    But what about the fact that the bread and wine…and the community of followers…exist as physical beings in time and space? The whole point of transubstantiation as opposed to consubstantiation – the way you presented it – is that the actual physical sensible substance of the bread and wine only participates in one reality at a time…and that’s precisely Aquinas’ distinction between the powers of sense (sense apprehends objects in sequence and one at a time as they are sensed) and of intellect (intellect can apprehend multiple objects at the same time…as if in a tower looking down from above).

    …??

    Like

    Comment by Jason Hesiak — 3 October 2007 @ 3:31 pm

  15. Yes, you’re right. Maybe it’s more a matter of Church tradition, which the medievalists respected perhaps even more than the Scriptures. For a thousand years before Aquinas the Church believed that the priest was divinely endowed with the ability to transform the bread and wine into the body and blood. So maybe Aquinas was more intent on explaining that traditional understanding than trying to reconcile it with the events of the Last Supper, which seem pretty well bound in the space and time to 1st century Israel.

    Like

    Comment by ktismatics — 3 October 2007 @ 3:48 pm

  16. So maybe Aquinas was more intent on explaining that traditional understanding than trying to reconcile it with the events of the Last Supper…

    I think I’d buy that one more easily, to be honest. Although I’d say that Aquinas’ “contextuality” was something he probably sort of took for granted, whereas now for us its some big huge debate. And I think I’d prefer to refer to the text of the scriptures rather than the events of the Last Supper; although not so much because of a preferred focus on tradition over “Solar Scriptura” as much as simply because the text is more directly what we have with us…if we are going to refer to the question of our contextual tradition in relation to some original event in question (recorded in a text).

    Like

    Comment by Jason Hesiak — 3 October 2007 @ 4:18 pm


RSS feed for comments on this post. TrackBack URI

Leave a Reply

Fill in your details below or click an icon to log in:

WordPress.com Logo

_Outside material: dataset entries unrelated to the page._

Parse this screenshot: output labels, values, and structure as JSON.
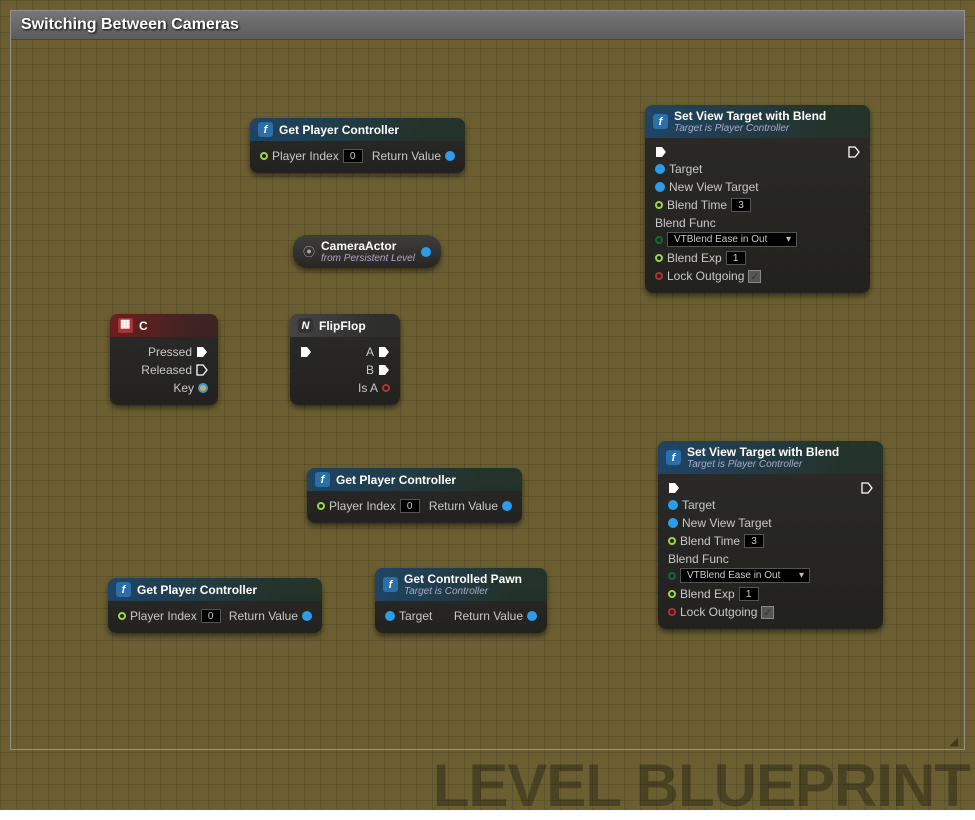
{
  "frame": {
    "title": "Switching Between Cameras"
  },
  "watermark": "LEVEL BLUEPRINT",
  "icons": {
    "f_label": "f",
    "macro_label": "N"
  },
  "nodes": {
    "getpc1": {
      "title": "Get Player Controller",
      "player_index_label": "Player Index",
      "player_index_value": "0",
      "return_label": "Return Value"
    },
    "camera": {
      "title": "CameraActor",
      "subtitle": "from Persistent Level"
    },
    "keyC": {
      "title": "C",
      "pressed": "Pressed",
      "released": "Released",
      "key": "Key"
    },
    "flipflop": {
      "title": "FlipFlop",
      "A": "A",
      "B": "B",
      "isA": "Is A"
    },
    "svt1": {
      "title": "Set View Target with Blend",
      "subtitle": "Target is Player Controller",
      "target": "Target",
      "new_view_target": "New View Target",
      "blend_time_label": "Blend Time",
      "blend_time_value": "3",
      "blend_func_label": "Blend Func",
      "blend_func_value": "VTBlend Ease in Out",
      "blend_exp_label": "Blend Exp",
      "blend_exp_value": "1",
      "lock_outgoing": "Lock Outgoing",
      "lock_outgoing_checked": "✓"
    },
    "getpc2": {
      "title": "Get Player Controller",
      "player_index_label": "Player Index",
      "player_index_value": "0",
      "return_label": "Return Value"
    },
    "getpc3": {
      "title": "Get Player Controller",
      "player_index_label": "Player Index",
      "player_index_value": "0",
      "return_label": "Return Value"
    },
    "pawn": {
      "title": "Get Controlled Pawn",
      "subtitle": "Target is Controller",
      "target": "Target",
      "return_label": "Return Value"
    },
    "svt2": {
      "title": "Set View Target with Blend",
      "subtitle": "Target is Player Controller",
      "target": "Target",
      "new_view_target": "New View Target",
      "blend_time_label": "Blend Time",
      "blend_time_value": "3",
      "blend_func_label": "Blend Func",
      "blend_func_value": "VTBlend Ease in Out",
      "blend_exp_label": "Blend Exp",
      "blend_exp_value": "1",
      "lock_outgoing": "Lock Outgoing",
      "lock_outgoing_checked": "✓"
    }
  }
}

You are commenting using your WordPress.com account. Log Out / Change )

Twitter picture

You are commenting using your Twitter account. Log Out / Change )

Facebook photo

You are commenting using your Facebook account. Log Out / Change )

Google+ photo

You are commenting using your Google+ account. Log Out / Change )

Connecting to %s

Create a free website or blog at WordPress.com.

%d bloggers like this: